START Excerpted data
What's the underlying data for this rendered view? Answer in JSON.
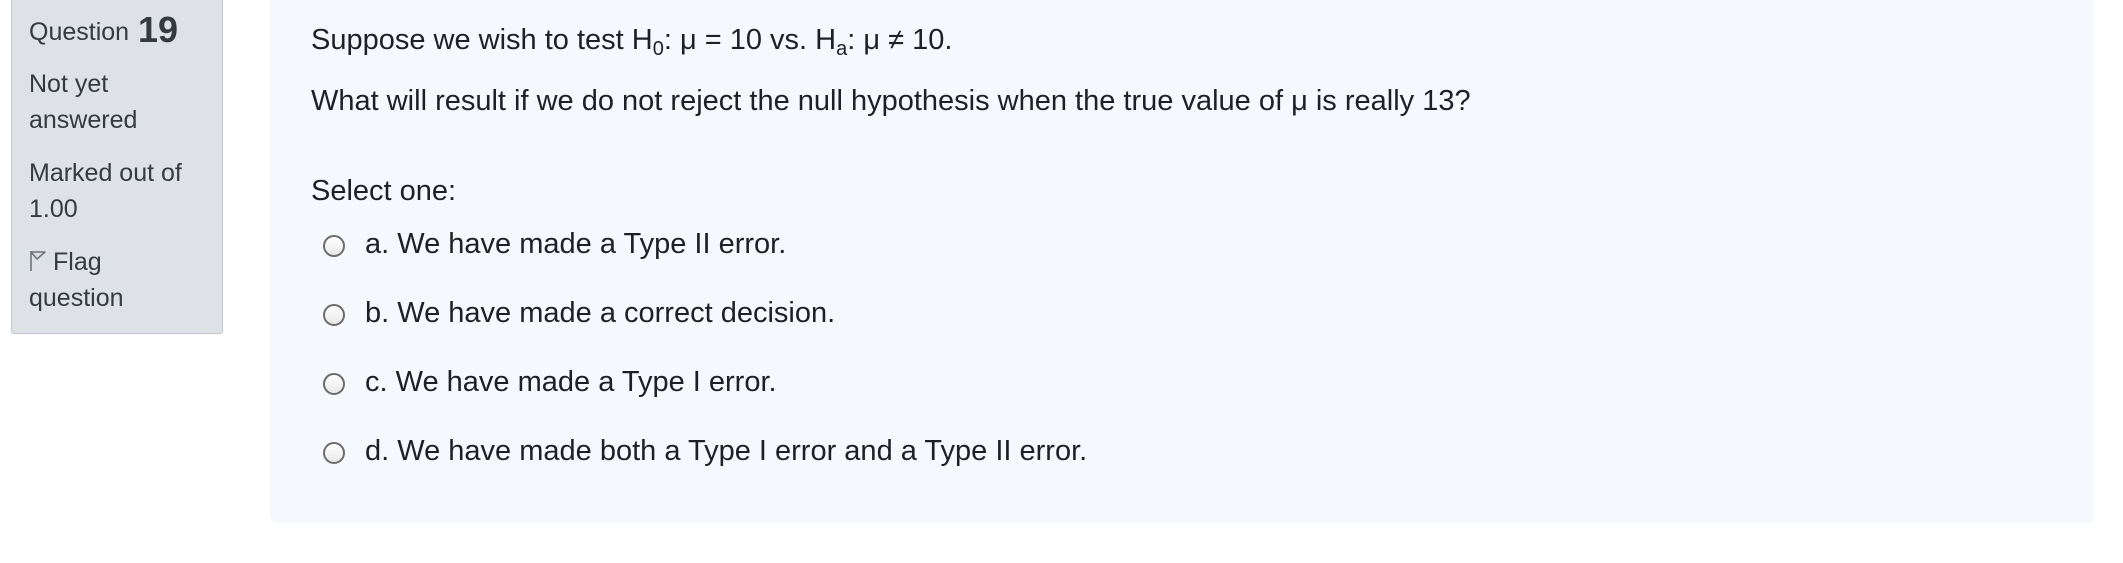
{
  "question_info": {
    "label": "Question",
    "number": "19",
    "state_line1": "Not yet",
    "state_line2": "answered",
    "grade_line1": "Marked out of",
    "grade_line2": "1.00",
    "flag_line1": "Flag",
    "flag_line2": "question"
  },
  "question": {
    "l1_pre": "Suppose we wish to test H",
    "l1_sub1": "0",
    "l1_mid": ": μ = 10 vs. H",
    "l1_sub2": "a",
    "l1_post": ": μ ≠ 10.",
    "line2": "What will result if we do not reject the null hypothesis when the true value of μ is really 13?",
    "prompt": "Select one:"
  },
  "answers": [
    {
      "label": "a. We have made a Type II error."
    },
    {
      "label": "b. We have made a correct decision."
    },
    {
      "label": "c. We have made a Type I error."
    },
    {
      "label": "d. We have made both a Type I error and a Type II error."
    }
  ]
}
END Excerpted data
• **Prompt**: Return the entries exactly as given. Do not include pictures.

• **Solution**:
What's the underlying data for this rendered view? Answer in JSON.
{
  "question_info": {
    "label": "Question",
    "number": "19",
    "state_line1": "Not yet",
    "state_line2": "answered",
    "grade_line1": "Marked out of",
    "grade_line2": "1.00",
    "flag_line1": "Flag",
    "flag_line2": "question"
  },
  "question": {
    "l1_pre": "Suppose we wish to test H",
    "l1_sub1": "0",
    "l1_mid": ": μ = 10 vs. H",
    "l1_sub2": "a",
    "l1_post": ": μ ≠ 10.",
    "line2": "What will result if we do not reject the null hypothesis when the true value of μ is really 13?",
    "prompt": "Select one:"
  },
  "answers": [
    {
      "label": "a. We have made a Type II error."
    },
    {
      "label": "b. We have made a correct decision."
    },
    {
      "label": "c. We have made a Type I error."
    },
    {
      "label": "d. We have made both a Type I error and a Type II error."
    }
  ]
}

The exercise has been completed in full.